[By Alysha Griffin]
The canon of African American literature overflows with stories of Stagolees, Shines, and Signifying Monkeys. These antiheroic figures in African American culture created the paradigm for the poetic form known as the toast. Derived from black folklore, toasts are narratives in which a character overcomes a sequence of events. In doing so, they illustrate their extraordinary physical and lyrical abilities. Usually told by male personas, they function to attest to one’s street credibility and physical abilities.
The lack of attention to women’s toasts would lead one to believe that women are not participants of this tradition. In some ways, this assumption could be valid. For one, the toast can be said to come from prison culture, which is most commonly associated with black, males. Secondly, none of the ideal toast characters are women, however, women are often the subjects of insult. This is seen in “the dozens” a form of toast where two or more people, usually black men, set out to verbally annihilate an opponent by telling wise quips about the other person and/or their relative usually their mothers. I find this particularly ironic for two reasons. I find this ironic because black women have long been praised for their durability and strength. Black women are also thought to be sassy and witty. Where, then, are the braggadocios women?
Black women do have a presence within this toast tradition, though there stories may not often fit into traditional rhyming poem with multiple episodes. One of the most well known toasts by a black woman is Nikki Giovani’s “Ego Trippin.” Other toasts written by black women are “Still I Rise” by Maya Angelou and “Kissie Lee” by Margaret Walker. With the exception of “Kissie Lee” which is a female version of “Stagolee,” the narrators in these toasts are nameless and thus function to empower black women as a whole.
I would argue that women have utilized the toast tradition more in music. It is possible that the first traces of women in the toast tradition are in the blues. While the blues is known for telling stories of love and hardship, there are some female blues musicians who adopted some form of the “badwoman” figure in their works. For example, Bessie Smith confesses to killing her lover in “Send Me to the ‘Lectric Chair.” Though she shows remorse, which is not conventional in the toast tradition, the way in which she describes how she killed him is parallel to the story of Stagolee who kills a man over a Stetson hat.

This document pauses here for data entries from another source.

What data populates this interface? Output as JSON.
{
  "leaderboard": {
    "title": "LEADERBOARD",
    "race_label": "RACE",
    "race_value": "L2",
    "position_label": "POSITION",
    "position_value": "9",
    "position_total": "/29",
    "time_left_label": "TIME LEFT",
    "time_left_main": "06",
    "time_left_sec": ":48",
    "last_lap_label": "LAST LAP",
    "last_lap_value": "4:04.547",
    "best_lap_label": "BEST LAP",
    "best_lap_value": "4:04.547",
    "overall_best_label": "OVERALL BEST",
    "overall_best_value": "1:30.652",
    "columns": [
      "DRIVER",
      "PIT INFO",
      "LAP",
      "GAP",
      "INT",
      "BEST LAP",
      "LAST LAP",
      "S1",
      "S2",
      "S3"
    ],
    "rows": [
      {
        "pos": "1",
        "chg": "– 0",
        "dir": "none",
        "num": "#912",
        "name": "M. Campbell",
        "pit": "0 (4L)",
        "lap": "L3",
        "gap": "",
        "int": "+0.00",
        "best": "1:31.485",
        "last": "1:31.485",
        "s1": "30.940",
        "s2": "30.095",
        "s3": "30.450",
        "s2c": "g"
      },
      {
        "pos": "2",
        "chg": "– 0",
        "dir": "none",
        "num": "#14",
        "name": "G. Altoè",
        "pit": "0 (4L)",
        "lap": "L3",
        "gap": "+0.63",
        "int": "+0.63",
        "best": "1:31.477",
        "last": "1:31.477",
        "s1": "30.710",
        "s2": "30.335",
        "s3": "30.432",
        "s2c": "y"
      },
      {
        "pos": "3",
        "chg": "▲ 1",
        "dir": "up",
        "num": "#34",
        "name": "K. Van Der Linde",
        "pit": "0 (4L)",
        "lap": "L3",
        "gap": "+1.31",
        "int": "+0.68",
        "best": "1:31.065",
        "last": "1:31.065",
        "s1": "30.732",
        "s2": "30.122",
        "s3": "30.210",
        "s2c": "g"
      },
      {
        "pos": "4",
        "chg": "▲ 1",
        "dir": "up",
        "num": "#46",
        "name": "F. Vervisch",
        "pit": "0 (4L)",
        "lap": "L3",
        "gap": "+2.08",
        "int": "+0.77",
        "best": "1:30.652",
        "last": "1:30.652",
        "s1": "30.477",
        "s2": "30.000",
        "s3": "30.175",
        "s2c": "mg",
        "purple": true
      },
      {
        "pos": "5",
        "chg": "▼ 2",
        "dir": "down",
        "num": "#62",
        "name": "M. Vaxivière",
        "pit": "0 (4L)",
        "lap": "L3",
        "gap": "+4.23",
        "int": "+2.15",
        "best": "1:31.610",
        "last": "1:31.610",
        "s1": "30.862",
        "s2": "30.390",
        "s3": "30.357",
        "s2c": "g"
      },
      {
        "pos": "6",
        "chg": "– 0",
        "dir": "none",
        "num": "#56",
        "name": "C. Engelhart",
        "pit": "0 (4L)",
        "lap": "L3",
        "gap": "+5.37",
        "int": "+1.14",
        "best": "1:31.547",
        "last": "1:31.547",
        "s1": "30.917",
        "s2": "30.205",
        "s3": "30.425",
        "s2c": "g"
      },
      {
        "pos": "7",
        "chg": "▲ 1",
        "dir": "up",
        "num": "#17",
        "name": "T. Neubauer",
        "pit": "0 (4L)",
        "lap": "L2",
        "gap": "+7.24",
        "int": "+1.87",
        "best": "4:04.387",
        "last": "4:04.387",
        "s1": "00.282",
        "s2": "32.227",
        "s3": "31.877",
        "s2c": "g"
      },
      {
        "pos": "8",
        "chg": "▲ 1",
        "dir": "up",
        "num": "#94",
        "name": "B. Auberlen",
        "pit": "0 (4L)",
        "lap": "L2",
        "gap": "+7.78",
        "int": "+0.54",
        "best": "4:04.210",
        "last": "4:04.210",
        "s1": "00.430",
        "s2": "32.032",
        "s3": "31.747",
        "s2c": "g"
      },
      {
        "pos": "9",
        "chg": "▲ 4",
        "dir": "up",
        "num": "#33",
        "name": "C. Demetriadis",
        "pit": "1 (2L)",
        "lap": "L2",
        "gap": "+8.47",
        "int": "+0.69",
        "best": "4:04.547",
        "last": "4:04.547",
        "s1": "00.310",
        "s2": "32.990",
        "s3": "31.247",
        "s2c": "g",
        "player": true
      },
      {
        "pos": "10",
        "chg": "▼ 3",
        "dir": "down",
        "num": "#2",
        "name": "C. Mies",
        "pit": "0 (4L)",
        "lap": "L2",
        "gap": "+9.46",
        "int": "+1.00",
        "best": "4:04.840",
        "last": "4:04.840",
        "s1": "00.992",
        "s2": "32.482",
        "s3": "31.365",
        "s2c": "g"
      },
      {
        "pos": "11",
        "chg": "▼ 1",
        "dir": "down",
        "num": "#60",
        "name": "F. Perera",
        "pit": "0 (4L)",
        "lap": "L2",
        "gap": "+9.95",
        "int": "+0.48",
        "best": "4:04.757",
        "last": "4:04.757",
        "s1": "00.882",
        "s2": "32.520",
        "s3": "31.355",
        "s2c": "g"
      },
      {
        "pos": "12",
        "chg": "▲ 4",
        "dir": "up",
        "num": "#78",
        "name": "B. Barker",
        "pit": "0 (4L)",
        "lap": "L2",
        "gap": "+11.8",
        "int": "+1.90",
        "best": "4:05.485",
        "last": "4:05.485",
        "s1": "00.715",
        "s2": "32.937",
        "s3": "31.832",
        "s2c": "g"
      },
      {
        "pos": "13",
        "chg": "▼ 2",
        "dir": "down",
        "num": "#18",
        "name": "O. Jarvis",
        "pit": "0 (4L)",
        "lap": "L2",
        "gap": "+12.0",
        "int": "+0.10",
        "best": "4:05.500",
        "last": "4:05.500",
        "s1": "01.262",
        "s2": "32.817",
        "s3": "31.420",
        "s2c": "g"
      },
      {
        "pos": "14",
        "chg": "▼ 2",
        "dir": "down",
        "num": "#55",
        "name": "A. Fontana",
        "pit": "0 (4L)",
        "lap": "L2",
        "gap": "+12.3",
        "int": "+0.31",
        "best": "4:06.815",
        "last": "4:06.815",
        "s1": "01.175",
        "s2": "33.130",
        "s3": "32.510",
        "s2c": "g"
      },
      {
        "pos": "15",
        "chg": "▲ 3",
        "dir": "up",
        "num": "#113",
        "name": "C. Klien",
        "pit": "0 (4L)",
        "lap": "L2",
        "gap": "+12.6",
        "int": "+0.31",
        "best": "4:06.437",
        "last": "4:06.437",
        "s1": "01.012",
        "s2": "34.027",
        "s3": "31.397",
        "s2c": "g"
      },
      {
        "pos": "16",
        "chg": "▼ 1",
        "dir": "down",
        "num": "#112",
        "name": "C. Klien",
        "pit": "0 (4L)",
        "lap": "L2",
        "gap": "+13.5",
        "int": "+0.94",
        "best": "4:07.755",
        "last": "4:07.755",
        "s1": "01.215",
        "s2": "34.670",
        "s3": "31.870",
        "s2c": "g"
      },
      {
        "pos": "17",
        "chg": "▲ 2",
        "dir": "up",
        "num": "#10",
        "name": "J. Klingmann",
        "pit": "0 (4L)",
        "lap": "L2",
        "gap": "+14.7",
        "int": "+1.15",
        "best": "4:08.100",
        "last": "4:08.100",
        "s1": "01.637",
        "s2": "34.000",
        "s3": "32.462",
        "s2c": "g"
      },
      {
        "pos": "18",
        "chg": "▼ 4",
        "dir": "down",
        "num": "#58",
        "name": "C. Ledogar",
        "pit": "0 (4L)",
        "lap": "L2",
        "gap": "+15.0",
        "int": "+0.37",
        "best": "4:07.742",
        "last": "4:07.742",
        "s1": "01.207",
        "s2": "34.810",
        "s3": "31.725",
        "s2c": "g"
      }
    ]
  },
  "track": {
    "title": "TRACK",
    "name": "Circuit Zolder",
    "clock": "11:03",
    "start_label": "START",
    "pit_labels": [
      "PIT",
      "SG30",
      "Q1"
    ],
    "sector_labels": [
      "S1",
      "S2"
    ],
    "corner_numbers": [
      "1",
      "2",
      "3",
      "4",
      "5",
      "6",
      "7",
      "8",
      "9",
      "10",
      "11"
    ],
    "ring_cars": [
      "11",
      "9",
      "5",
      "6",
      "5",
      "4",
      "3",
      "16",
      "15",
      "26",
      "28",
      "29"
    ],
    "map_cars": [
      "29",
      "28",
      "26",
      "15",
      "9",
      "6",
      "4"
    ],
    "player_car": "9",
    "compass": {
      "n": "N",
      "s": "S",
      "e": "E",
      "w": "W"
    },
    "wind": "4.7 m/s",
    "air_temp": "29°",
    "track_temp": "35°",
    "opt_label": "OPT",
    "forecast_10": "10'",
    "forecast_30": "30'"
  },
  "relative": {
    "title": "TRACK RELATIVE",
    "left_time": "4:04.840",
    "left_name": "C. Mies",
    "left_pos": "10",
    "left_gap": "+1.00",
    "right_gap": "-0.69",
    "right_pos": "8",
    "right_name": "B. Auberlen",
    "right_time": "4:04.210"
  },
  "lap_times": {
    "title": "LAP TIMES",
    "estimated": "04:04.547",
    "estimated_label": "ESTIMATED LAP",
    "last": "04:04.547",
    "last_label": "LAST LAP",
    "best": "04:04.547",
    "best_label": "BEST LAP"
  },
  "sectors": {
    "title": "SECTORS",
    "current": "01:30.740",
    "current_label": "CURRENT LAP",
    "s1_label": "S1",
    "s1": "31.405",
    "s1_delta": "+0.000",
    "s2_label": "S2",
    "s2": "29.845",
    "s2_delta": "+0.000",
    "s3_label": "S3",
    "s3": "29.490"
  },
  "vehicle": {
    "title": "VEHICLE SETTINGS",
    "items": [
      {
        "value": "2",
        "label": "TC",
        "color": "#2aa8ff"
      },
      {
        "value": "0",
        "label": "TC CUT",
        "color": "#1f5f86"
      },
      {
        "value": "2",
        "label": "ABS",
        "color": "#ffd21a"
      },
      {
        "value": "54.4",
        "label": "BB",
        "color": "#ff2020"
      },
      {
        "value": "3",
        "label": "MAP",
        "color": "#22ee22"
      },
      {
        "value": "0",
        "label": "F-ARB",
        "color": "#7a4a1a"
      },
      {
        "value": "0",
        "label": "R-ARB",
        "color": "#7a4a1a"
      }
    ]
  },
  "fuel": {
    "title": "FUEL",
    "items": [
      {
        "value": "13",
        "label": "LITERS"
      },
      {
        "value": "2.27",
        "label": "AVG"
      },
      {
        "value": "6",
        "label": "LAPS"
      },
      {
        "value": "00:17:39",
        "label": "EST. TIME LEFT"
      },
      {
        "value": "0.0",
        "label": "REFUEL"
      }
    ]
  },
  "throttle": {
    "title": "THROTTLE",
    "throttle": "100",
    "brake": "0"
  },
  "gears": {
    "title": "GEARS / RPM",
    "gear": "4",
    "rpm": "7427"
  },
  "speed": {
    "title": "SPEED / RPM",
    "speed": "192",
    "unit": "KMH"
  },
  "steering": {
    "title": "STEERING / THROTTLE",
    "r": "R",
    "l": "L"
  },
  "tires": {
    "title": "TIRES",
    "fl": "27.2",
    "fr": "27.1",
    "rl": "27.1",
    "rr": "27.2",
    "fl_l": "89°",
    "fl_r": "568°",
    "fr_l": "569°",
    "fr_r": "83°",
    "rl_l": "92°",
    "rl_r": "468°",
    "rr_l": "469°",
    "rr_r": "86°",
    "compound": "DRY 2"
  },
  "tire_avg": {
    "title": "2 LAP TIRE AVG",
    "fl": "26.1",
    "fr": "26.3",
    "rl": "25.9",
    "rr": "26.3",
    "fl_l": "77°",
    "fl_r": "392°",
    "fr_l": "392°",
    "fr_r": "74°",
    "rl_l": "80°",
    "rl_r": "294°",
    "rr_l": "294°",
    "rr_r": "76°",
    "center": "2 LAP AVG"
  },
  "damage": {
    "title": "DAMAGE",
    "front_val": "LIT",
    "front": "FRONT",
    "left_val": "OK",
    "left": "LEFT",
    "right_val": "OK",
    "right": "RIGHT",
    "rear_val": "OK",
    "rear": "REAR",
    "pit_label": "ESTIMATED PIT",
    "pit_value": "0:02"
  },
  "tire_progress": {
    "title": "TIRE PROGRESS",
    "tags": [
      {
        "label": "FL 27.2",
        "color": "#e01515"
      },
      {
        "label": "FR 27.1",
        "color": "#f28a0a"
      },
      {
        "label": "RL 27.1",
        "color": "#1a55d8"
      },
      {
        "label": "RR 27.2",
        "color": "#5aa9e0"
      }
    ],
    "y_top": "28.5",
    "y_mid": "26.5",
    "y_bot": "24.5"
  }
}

In Hip Hop, it is common for rappers and MCs to boast about unsavory acts. The common misconception is that people are attracted to these violent or immoral acts. I would argue, however, that the appeal of this form of Hip Hop is not so much in what the narrator speaks of doing as much as it is how the narrator is describing what’s being done. Likewise, the appeal of someone talking about him or her self is in the way they describe themselves. One great example of this Missy Elliot’s song “Gossip Folk,” a response to rumors spread about the artist.
In this song, she directly addresses the insignificance of the rumors by opening the song with a host of voices gossiping about the artist. Her rap begins with her bragging on her fame and riches. Verbally, she uses an intricate rhyme scheme and plays with rhythms and sounds to demonstrate her talent for language and word manipulation. Case in point, the chorus is a set of indecipherable gibberish that resembles a conversation.
Hip Hop, then, has served as a great medium through which women have created masterful toasts. Some declare women’s strength while others are insults to fellow rappers. In either case, women have most recently used toasts to carve out a space for female Hip Hop artists and demand respect within a male dominated culture. In the blog to follow, HBW will acknowledge five female music artists that employ toasts in their works.